“I’d like to thank Texas A&M for providing me the right set of resources and mentors, and also the students and my fellow faculty. My students have been amazing. They push me and challenge me. They give me the bandwidth and motivation to explore more,” said Rajendran. “I’m grateful for them and for the invaluable mentorship I’ve received from my fellow faculty members.”

When considering how to keep digital information safe, many people think about cybersecurity, hacking or various malware programs that protect the software of a computer. However, it is just as critical for the hardware – computer chips, integrated circuits, etc. – to be secure.

“Hardware has become the weakest link in the security system of computers. And, while there are a lot of good techniques that exist for software security, attackers will always target the weakest link. For better or worse, hardware has become that,” said Rajendran.

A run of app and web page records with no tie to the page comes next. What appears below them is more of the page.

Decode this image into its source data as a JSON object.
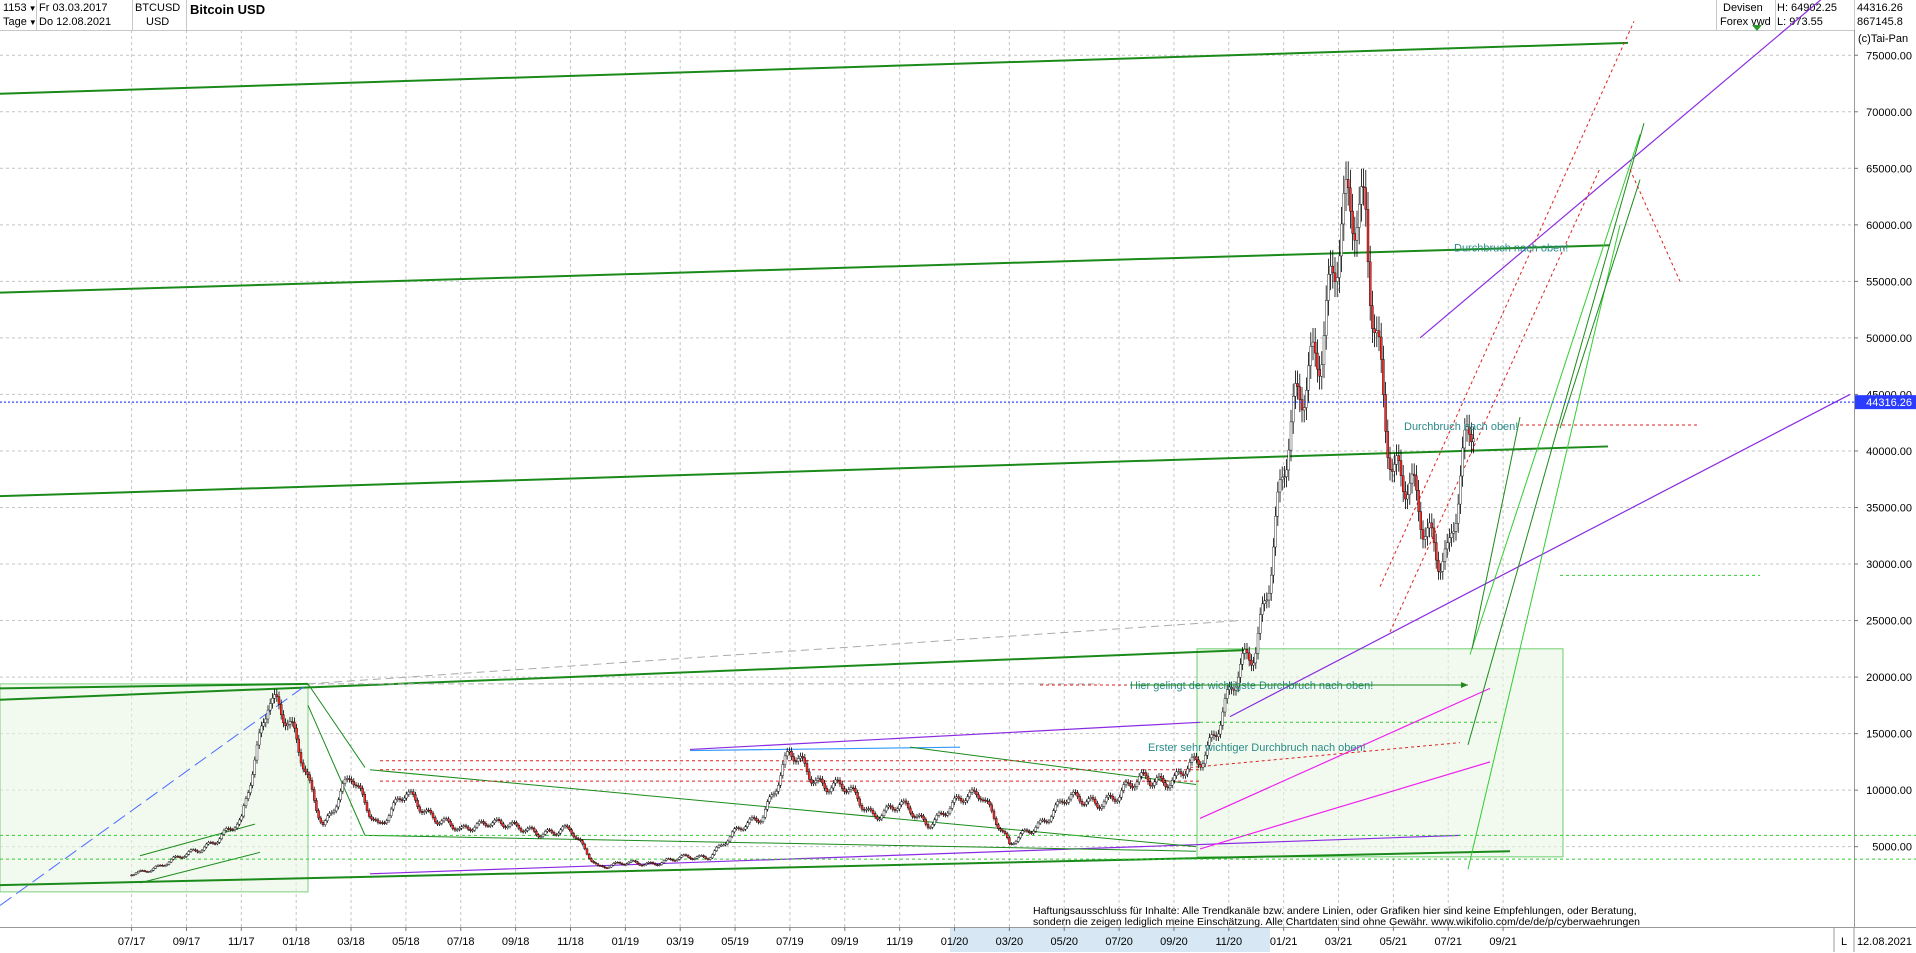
{
  "toolbar": {
    "count": "1153",
    "period": "Tage",
    "date_from": "Fr 03.03.2017",
    "date_to": "Do 12.08.2021",
    "symbol": "BTCUSD",
    "currency": "USD",
    "name": "Bitcoin USD",
    "source_line1": "Devisen",
    "source_line2": "Forex vwd",
    "high": "H: 64902.25",
    "low": "L: 973.55",
    "last": "44316.26",
    "volume": "867145.8"
  },
  "copyright": "(c)Tai-Pan",
  "chart_data": {
    "type": "candlestick",
    "title": "Bitcoin USD",
    "y_ticks": [
      5000,
      10000,
      15000,
      20000,
      25000,
      30000,
      35000,
      40000,
      45000,
      50000,
      55000,
      60000,
      65000,
      70000,
      75000
    ],
    "y_tick_labels": [
      "5000.00",
      "10000.00",
      "15000.00",
      "20000.00",
      "25000.00",
      "30000.00",
      "35000.00",
      "40000.00",
      "45000.00",
      "50000.00",
      "55000.00",
      "60000.00",
      "65000.00",
      "70000.00",
      "75000.00"
    ],
    "ylim": [
      1000,
      80000
    ],
    "x_tick_labels": [
      "07/17",
      "09/17",
      "11/17",
      "01/18",
      "03/18",
      "05/18",
      "07/18",
      "09/18",
      "11/18",
      "01/19",
      "03/19",
      "05/19",
      "07/19",
      "09/19",
      "11/19",
      "01/20",
      "03/20",
      "05/20",
      "07/20",
      "09/20",
      "11/20",
      "01/21",
      "03/21",
      "05/21",
      "07/21",
      "09/21"
    ],
    "last_price": 44316.26,
    "last_price_label": "44316.26",
    "end_date_label": "12.08.2021",
    "axis_end_label": "L",
    "grid": true,
    "price_path": [
      {
        "d": "07/17",
        "v": 2500
      },
      {
        "d": "09/17",
        "v": 4200
      },
      {
        "d": "11/17",
        "v": 7000
      },
      {
        "d": "12/17",
        "v": 19000
      },
      {
        "d": "01/18",
        "v": 14000
      },
      {
        "d": "02/18",
        "v": 7000
      },
      {
        "d": "03/18",
        "v": 11000
      },
      {
        "d": "04/18",
        "v": 7000
      },
      {
        "d": "05/18",
        "v": 9500
      },
      {
        "d": "07/18",
        "v": 6200
      },
      {
        "d": "08/18",
        "v": 7500
      },
      {
        "d": "09/18",
        "v": 6500
      },
      {
        "d": "11/18",
        "v": 6300
      },
      {
        "d": "12/18",
        "v": 3300
      },
      {
        "d": "02/19",
        "v": 3600
      },
      {
        "d": "04/19",
        "v": 4200
      },
      {
        "d": "06/19",
        "v": 8000
      },
      {
        "d": "07/19",
        "v": 13000
      },
      {
        "d": "08/19",
        "v": 11000
      },
      {
        "d": "09/19",
        "v": 10000
      },
      {
        "d": "10/19",
        "v": 8000
      },
      {
        "d": "11/19",
        "v": 8500
      },
      {
        "d": "12/19",
        "v": 7200
      },
      {
        "d": "02/20",
        "v": 10000
      },
      {
        "d": "03/20",
        "v": 5000
      },
      {
        "d": "05/20",
        "v": 9000
      },
      {
        "d": "07/20",
        "v": 9300
      },
      {
        "d": "08/20",
        "v": 11500
      },
      {
        "d": "09/20",
        "v": 10500
      },
      {
        "d": "10/20",
        "v": 13000
      },
      {
        "d": "11/20",
        "v": 18000
      },
      {
        "d": "12/20",
        "v": 23000
      },
      {
        "d": "01/21",
        "v": 38000
      },
      {
        "d": "02/21",
        "v": 48000
      },
      {
        "d": "03/21",
        "v": 58000
      },
      {
        "d": "04/21",
        "v": 61000
      },
      {
        "d": "05/21",
        "v": 37000
      },
      {
        "d": "06/21",
        "v": 35000
      },
      {
        "d": "07/21",
        "v": 30000
      },
      {
        "d": "08/21",
        "v": 44316
      }
    ],
    "annotations": [
      {
        "text": "Durchbruch nach oben!",
        "x": "01/21",
        "y": 58000
      },
      {
        "text": "Durchbruch nach oben!",
        "x": "12/20",
        "y": 42200
      },
      {
        "text": "Hier gelingt der wichtigste Durchbruch nach oben!",
        "x": "10/20",
        "y": 19300
      },
      {
        "text": "Erster sehr wichtiger Durchbruch nach oben!",
        "x": "09/20",
        "y": 13800
      }
    ],
    "disclaimer": [
      "Haftungsausschluss für Inhalte: Alle Trendkanäle bzw. andere Linien, oder Grafiken hier sind keine Empfehlungen, oder Beratung,",
      "sondern die zeigen lediglich meine  Einschätzung. Alle Chartdaten sind ohne Gewähr.  www.wikifolio.com/de/de/p/cyberwaehrungen"
    ]
  }
}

This is largely due to the globalization of manufacturing materials. With technology advancing and the increasing reliance on computers for everyday life, companies often outsource the creation and testing of computer hardware components to various countries across the world. While this allows businesses to cut costs and keep up with product demands, it also opens the doors to security risks stemming from untrustworthy foundries, test facilities and users. Whether a culprit pirates a design, reverse engineers an integrated circuit to gain access to a computer system, inserts trojans into the hardware or simply recycles a used information system into the construction of a new computer, hardware has become a predominant security risk.

Dr. Jeyavijayan "JV" Rajendran | Image: Texas A&M Engineering

To combat this, Rajendran and a team of researchers have created a provably-secure logic locking technique – the first of its kind – that can prevent attacks from untrusted manufacturers and distributers. Like a key to a safe, logic locking provides a means to protect the original design of a circuit and keep it from being tampered with by outside forces, including piracy, counterfeiting, hardware trojans, reverse engineering and overbuilding attacks.

While logic locking has been used for many years, in many ways, to fortify hardware, the team was the first to create a method that shows the quantifiable and provable resilience trade-off between all known and anticipated attacks. Learn more about their findings in “Provably-Secure Logic Locking: From Theory to Practice.”

His work and algorithmic studies have additionally led to the fabrication of the world’s inaugural piracy-resilient processor design, in partnership with Global Foundries, in a project that stands to impact labs, companies and government agencies alike.

However, along with making a mark on industry, Rajendran is dedicated to supporting his students. Along with integrating interactive discussions and projects into his coursework, he has provided mentorship to both graduate and undergraduate researchers. He has acted as a guide in projects, presenting research opportunities as fun and exciting, rather than intimidating and tedious.

This devotion to enhancing education prompted Rajendran to co-found Hack@DAC, a global student hardware security competition that bridges the gap between industry, government agencies and academia by challenging student teams to solve real-world electronic design automation problems. Held for the first time in 2017, Hack@DAC attracted 50 researchers. In 2018, that number grew to 54 student teams, worldwide. Through this, several security vulnerabilities were found in open-source processer designs, which were then relayed to designers so that they could be fixed.

“Young faculty members are always pushing themselves to stand out. Am I solving the right problems? Am I solving them correctly? How can I do better?” said Rajendran. “Accolades like the SIGDA Outstanding New Faculty Award show that the community values young faculty and their contributions. It’s a confidence boost to keep going.”

A branch of the Association for Computing Machinery, SIGDA strives to advance the knowledge and skills of electronic design automation around the globe. Through grants, recognitions and conferences, SIGDA connects expert professionals and students in order to expand and enhance the research and application of electronic design automation technologies.